As tax day approaches, the majority of us will be scrambling to get our 2015 tax returns prepared. However, there are some tax changes coming in 2016 that you should think about now.
1. Tax Day is April 18th
This year you’ll have 3 extra days to procrastinate, er, I mean, file your returns and make your first 2016 estimated tax payment. You can thank Washington D.C. for this – they will celebrate Emancipation Day on April 15th – and since this is a federal holiday, all federal offices will be closed (i.e. IRS).
2. Tax Brackets Will Rise Slightly
Income tax brackets for 2016 are only slightly wider than 2015. This is because the inflation figures used to determine the adjustments were relatively mild. For 2016, these bracket amounts are rising by roughly 0.4%. (These numbers and rates are those you’ll use to prepare your 2016 tax returns in 2017.) Check out the projected rates here.
If you’re expecting significant life changes in 2016, like increased income, getting married, or having a baby, you’ll want to consider adjusting your withholding or tweaking your estimated tax payments. Generally you can submit a new W-4 to your employer at any time to change your withholding allowances.
3. Obamacare Tax Penalties Increase in 2016
For tax year 2015, the Affordable Care Act (ACA) penalty for those not having qualified health care coverage is either 2% of your household’s annual taxable income, or $325 per adult and $162.50 per child, to a maximum of $975, whichever amount is greater. In 2016 the penalty increases to 2.5% of your income, or $695 per adult and $347.50 per child, to a maximum of $2,085.
For tax year 2017 and beyond, the percentage option will remain at 2.5%, but the flat fee will be adjusted for inflation.
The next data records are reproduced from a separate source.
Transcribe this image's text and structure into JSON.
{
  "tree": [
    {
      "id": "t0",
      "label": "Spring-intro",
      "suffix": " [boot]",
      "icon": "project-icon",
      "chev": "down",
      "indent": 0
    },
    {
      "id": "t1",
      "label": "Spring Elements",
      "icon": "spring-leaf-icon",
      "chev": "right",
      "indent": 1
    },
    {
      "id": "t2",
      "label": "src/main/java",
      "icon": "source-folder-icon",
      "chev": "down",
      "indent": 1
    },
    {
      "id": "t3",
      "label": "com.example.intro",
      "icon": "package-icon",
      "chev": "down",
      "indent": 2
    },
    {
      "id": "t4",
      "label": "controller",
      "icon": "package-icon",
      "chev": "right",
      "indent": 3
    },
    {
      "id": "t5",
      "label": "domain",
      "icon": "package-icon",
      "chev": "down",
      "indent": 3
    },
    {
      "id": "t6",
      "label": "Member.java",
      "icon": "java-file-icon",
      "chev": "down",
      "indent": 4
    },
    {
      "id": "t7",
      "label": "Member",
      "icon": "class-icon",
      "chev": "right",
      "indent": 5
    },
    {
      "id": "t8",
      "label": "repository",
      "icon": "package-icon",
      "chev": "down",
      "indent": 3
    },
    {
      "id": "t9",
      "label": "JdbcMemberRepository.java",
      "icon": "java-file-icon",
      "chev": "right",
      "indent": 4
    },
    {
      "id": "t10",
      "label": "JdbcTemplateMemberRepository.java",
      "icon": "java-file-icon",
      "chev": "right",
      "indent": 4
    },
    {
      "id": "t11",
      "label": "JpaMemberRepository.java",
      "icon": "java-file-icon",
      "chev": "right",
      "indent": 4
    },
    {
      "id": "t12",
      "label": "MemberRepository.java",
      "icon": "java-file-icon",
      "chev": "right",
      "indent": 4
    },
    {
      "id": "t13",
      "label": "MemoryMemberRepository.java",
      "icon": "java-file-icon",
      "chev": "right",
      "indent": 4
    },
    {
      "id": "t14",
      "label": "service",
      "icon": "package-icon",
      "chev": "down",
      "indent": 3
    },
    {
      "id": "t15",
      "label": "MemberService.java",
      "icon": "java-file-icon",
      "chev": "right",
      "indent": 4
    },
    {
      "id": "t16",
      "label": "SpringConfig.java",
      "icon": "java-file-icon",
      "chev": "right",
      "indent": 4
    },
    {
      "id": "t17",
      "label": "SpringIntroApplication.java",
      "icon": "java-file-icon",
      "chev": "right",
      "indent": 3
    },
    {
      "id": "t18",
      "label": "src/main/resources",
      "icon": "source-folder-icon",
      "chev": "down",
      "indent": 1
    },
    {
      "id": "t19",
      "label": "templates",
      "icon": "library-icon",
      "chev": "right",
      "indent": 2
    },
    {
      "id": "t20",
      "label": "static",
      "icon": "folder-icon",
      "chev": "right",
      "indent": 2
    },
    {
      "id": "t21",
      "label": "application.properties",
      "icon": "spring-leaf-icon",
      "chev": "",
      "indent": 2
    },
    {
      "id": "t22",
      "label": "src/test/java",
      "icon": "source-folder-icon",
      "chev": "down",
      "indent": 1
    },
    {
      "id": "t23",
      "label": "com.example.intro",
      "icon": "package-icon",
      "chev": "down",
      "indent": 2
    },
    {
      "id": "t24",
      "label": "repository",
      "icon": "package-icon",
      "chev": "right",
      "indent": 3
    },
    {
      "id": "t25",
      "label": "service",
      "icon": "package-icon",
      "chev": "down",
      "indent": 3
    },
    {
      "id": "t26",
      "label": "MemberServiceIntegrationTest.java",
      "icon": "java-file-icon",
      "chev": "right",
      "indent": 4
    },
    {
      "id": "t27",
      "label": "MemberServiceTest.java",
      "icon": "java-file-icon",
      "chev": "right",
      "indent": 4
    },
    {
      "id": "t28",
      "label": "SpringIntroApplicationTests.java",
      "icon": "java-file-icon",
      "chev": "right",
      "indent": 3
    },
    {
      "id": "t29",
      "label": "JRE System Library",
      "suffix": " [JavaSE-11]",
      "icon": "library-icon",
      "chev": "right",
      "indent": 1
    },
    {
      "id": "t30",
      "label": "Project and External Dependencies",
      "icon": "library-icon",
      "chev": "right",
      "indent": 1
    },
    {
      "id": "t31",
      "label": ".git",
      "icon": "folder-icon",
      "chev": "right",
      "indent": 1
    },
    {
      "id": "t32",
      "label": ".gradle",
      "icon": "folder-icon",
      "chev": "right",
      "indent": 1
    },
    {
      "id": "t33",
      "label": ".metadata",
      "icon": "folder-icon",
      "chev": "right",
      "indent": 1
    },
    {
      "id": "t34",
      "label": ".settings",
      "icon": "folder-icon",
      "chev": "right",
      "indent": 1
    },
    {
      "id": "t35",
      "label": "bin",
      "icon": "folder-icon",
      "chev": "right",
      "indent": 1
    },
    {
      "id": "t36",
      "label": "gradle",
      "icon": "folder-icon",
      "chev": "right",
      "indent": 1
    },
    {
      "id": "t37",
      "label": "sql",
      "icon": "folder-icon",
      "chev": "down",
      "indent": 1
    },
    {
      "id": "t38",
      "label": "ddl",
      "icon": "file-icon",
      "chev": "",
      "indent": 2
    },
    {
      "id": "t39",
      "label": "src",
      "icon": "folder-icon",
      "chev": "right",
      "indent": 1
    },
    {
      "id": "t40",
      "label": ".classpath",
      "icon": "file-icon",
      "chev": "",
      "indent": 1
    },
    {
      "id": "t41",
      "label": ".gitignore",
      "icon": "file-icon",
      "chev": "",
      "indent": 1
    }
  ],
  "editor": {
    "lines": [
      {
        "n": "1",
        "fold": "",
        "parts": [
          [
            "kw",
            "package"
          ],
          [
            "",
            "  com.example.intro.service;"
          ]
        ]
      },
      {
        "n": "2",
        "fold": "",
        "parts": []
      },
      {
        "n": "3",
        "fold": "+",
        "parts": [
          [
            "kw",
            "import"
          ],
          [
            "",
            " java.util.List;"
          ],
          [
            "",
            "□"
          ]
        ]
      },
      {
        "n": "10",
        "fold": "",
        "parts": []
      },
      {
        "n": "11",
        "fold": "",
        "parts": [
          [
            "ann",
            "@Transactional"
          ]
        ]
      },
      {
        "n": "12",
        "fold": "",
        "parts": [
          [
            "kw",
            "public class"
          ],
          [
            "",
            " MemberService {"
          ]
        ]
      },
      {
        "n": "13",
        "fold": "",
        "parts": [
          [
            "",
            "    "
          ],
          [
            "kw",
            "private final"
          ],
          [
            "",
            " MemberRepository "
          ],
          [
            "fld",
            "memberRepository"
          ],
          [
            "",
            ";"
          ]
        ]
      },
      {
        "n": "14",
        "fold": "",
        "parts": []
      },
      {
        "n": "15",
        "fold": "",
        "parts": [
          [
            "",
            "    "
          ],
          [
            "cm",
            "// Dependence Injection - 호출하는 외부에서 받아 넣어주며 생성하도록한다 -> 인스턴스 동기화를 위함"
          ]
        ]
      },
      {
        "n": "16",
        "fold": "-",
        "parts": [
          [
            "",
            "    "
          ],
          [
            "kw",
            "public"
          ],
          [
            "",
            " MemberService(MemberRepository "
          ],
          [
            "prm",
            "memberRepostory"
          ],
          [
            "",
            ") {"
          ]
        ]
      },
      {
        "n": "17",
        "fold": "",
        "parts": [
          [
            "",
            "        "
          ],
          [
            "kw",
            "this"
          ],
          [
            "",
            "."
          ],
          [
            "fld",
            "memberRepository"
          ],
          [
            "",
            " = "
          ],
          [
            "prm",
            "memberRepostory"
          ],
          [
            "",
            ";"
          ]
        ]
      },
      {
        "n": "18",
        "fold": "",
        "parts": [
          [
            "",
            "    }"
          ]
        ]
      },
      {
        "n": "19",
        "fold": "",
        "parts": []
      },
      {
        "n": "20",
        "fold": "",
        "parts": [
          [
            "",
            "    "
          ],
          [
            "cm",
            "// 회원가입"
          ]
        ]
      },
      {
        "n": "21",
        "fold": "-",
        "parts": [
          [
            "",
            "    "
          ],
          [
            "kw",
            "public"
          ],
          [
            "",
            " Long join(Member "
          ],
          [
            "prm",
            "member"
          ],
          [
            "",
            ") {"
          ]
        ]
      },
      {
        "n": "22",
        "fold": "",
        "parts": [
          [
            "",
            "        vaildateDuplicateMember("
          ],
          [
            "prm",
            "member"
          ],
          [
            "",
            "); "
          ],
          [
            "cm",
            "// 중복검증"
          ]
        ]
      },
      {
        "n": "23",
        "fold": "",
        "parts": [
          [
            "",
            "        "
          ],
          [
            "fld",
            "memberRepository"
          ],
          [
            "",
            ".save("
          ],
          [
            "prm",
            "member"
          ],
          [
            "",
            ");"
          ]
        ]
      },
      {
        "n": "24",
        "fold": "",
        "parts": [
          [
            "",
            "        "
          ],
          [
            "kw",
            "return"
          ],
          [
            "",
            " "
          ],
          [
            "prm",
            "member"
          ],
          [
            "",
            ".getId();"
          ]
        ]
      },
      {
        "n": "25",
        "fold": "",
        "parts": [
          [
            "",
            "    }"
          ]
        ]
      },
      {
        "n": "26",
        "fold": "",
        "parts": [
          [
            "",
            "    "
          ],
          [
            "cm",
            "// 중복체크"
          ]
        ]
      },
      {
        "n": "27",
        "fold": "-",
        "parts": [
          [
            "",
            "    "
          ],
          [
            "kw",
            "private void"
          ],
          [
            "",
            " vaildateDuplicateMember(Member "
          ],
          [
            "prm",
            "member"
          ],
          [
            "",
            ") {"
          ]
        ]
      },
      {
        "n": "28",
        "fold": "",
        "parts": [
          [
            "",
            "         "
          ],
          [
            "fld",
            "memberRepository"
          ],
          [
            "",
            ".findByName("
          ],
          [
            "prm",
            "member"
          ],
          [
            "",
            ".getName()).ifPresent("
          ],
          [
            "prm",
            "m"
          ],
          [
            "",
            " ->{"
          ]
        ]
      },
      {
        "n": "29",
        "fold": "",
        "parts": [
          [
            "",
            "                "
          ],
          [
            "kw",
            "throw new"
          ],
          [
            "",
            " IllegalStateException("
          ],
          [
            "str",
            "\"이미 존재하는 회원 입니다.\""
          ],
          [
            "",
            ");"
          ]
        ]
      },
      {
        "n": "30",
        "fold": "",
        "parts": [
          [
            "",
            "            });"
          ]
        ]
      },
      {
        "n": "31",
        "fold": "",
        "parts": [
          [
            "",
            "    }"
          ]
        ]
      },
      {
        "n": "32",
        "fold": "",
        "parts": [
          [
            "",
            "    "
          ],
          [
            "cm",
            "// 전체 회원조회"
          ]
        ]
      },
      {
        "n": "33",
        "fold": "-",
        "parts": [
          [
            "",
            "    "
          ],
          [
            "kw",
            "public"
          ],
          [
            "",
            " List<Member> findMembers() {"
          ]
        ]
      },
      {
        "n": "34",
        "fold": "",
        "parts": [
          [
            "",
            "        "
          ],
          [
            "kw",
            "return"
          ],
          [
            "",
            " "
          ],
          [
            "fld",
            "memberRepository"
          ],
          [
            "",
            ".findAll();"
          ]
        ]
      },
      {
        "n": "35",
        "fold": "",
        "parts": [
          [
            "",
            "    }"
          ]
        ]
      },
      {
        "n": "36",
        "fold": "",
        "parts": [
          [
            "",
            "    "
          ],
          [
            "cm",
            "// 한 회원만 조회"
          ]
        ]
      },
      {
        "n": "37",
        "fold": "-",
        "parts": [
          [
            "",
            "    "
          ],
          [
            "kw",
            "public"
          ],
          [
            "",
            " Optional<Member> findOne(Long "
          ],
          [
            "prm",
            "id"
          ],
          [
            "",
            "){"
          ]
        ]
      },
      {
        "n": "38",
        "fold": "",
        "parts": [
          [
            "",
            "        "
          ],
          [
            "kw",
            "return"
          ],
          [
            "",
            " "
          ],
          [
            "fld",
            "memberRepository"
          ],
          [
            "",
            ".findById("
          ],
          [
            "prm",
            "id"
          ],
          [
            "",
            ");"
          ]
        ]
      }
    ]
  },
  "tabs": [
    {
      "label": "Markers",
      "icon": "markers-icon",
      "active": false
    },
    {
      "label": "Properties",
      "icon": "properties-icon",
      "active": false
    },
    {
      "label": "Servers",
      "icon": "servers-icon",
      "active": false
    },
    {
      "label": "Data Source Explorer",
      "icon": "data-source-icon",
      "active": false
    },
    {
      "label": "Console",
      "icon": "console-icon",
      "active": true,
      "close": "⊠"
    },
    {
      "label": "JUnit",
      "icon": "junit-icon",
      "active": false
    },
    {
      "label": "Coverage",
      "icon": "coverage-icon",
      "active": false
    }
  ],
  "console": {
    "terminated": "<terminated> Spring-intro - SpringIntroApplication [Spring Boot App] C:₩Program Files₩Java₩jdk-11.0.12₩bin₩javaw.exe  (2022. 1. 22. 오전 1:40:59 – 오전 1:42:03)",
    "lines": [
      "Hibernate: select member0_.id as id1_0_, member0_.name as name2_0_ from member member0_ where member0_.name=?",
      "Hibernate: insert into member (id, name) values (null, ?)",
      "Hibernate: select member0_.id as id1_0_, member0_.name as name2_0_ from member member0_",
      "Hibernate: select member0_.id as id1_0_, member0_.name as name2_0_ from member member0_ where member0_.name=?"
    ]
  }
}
4. Contributions on HSA’s Will Increase
HSA’s (health savings accounts) allow people with high-deductible health plans to set aside money on a pretax basis to cover their health care costs (2016 minimum annual deductible: $1,300 for individual coverage and $2,600 for family coverage) .
In 2016, individual contributions limits will remain at the 2015 level of $3,350, but the family policy limit will increase by $100 to $6,750. Those 55 and older will continue to have an additional catch-up contribution of $1,000, putting them at $4,350 for an individual contribution and $7,750 for a family.
5. The AMT Exemption Increases
Singles and heads of households will see their AMT (alternative minimum tax) exemption increase by $300 to $53,900, while joint filers will see a $500 increase to $83,800. Additionally, the phase out zones for the exemptions start at higher income levels as well – above $159,700 for couples and $119,700 for single filers and heads-of-households. For tax year 2016, the 28% tax rate applies to taxpayers with taxable incomes above $186,300 ($93,150 for married individuals filing separately).
6. Personal Exemption to Rise
The personal exemption that taxpayers are entitled to take will rise $50 to $4,050 for the 2016 tax year. The exemption will begin to phase-out with adjusted gross incomes of $259,400 ($311,300 for married couples filing jointly) and phases out completely at $381,900 ($433,800 for married couples filing jointly.)
7. Standard Deductions will Increase for Head-of-Household Filers
Due to low inflation rates, standard deduction for single, married filing jointly and married filing separately will remain the same as the 2015 levels. For those who qualify as heads of household, the standard deduction will increase $50 to $9,300 in 2016.
Not All Things Are Affected by these Tax Changes
Not all of the typical tax changes are happening in 2016. Contribution limits to 401(k) plans, IRA’s and flexible spending accounts are staying the same as they were in 2015.
Like a lot of folks you may be tempted to put off tax planning to the last minute, but by planning for these changes before they take effect, you can can be better prepared for next year. If you have questions about how’ll these changes will impact you, contact us and we’ll be happy to refer you to a tax professional!